| Task to complete |
For this exercise, repeat the whole listing below exactly. Leave the pictures out.

| Records to process |
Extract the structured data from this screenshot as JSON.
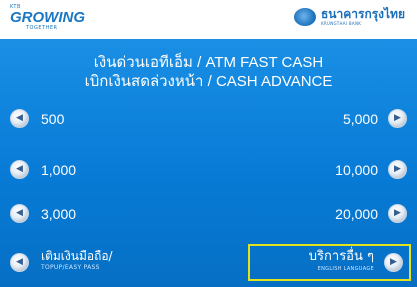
{
  "header": {
    "left_logo_small": "KTB",
    "left_logo_brand": "GROWING",
    "left_logo_sub": "TOGETHER",
    "right_logo_name": "ธนาคารกรุงไทย",
    "right_logo_en": "KRUNGTHAI BANK"
  },
  "title": {
    "line1": "เงินด่วนเอทีเอ็ม / ATM FAST CASH",
    "line2": "เบิกเงินสดล่วงหน้า / CASH ADVANCE"
  },
  "left_buttons": [
    "500",
    "1,000",
    "3,000"
  ],
  "right_buttons": [
    "5,000",
    "10,000",
    "20,000"
  ],
  "topup": {
    "label": "เติมเงินมือถือ/",
    "sub": "TOPUP/EASY PASS"
  },
  "other": {
    "label": "บริการอื่น ๆ",
    "sub": "ENGLISH LANGUAGE"
  }
}
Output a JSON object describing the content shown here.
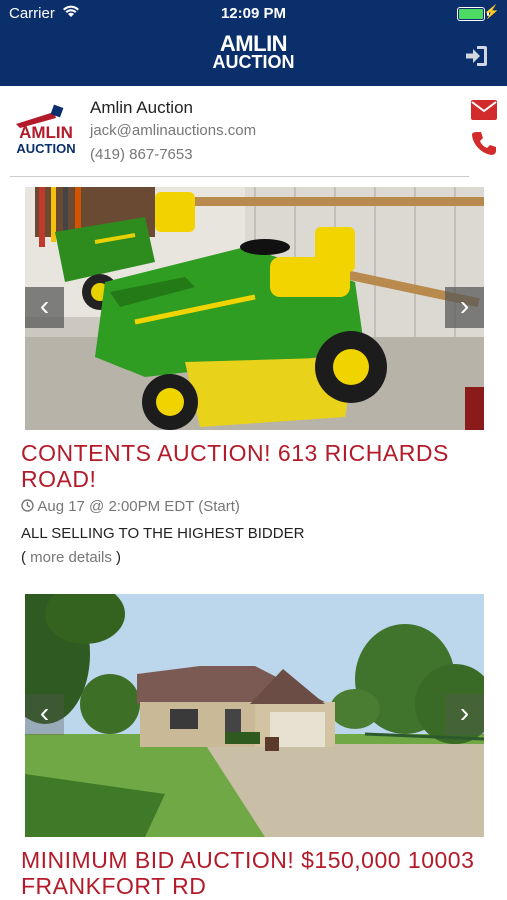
{
  "status_bar": {
    "carrier": "Carrier",
    "time": "12:09 PM"
  },
  "header": {
    "logo_line1": "AMLIN",
    "logo_line2": "AUCTION"
  },
  "company": {
    "logo_line1": "AMLIN",
    "logo_line2": "AUCTION",
    "name": "Amlin Auction",
    "email": "jack@amlinauctions.com",
    "phone": "(419) 867-7653"
  },
  "listings": [
    {
      "title": "CONTENTS AUCTION! 613 RICHARDS ROAD!",
      "date": "Aug 17 @ 2:00PM EDT (Start)",
      "description": "ALL SELLING TO THE HIGHEST BIDDER",
      "more_prefix": "( ",
      "more_label": "more details",
      "more_suffix": " )"
    },
    {
      "title": "MINIMUM BID AUCTION! $150,000 10003 FRANKFORT RD"
    }
  ],
  "colors": {
    "brand_navy": "#0b2f6b",
    "title_red": "#b31b2a"
  },
  "icons": [
    "wifi-icon",
    "battery-icon",
    "login-icon",
    "mail-icon",
    "phone-icon",
    "clock-icon",
    "chevron-left-icon",
    "chevron-right-icon"
  ]
}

| Task result |
Extract the structured data from this screenshot as JSON.
{
  "header": {
    "left_logo_small": "KTB",
    "left_logo_brand": "GROWING",
    "left_logo_sub": "TOGETHER",
    "right_logo_name": "ธนาคารกรุงไทย",
    "right_logo_en": "KRUNGTHAI BANK"
  },
  "title": {
    "line1": "เงินด่วนเอทีเอ็ม / ATM FAST CASH",
    "line2": "เบิกเงินสดล่วงหน้า / CASH ADVANCE"
  },
  "left_buttons": [
    "500",
    "1,000",
    "3,000"
  ],
  "right_buttons": [
    "5,000",
    "10,000",
    "20,000"
  ],
  "topup": {
    "label": "เติมเงินมือถือ/",
    "sub": "TOPUP/EASY PASS"
  },
  "other": {
    "label": "บริการอื่น ๆ",
    "sub": "ENGLISH LANGUAGE"
  }
}
Output a JSON object describing the content shown here.
{
  "status_bar": {
    "carrier": "Carrier",
    "time": "12:09 PM"
  },
  "header": {
    "logo_line1": "AMLIN",
    "logo_line2": "AUCTION"
  },
  "company": {
    "logo_line1": "AMLIN",
    "logo_line2": "AUCTION",
    "name": "Amlin Auction",
    "email": "jack@amlinauctions.com",
    "phone": "(419) 867-7653"
  },
  "listings": [
    {
      "title": "CONTENTS AUCTION! 613 RICHARDS ROAD!",
      "date": "Aug 17 @ 2:00PM EDT (Start)",
      "description": "ALL SELLING TO THE HIGHEST BIDDER",
      "more_prefix": "( ",
      "more_label": "more details",
      "more_suffix": " )"
    },
    {
      "title": "MINIMUM BID AUCTION! $150,000 10003 FRANKFORT RD"
    }
  ],
  "colors": {
    "brand_navy": "#0b2f6b",
    "title_red": "#b31b2a"
  },
  "icons": [
    "wifi-icon",
    "battery-icon",
    "login-icon",
    "mail-icon",
    "phone-icon",
    "clock-icon",
    "chevron-left-icon",
    "chevron-right-icon"
  ]
}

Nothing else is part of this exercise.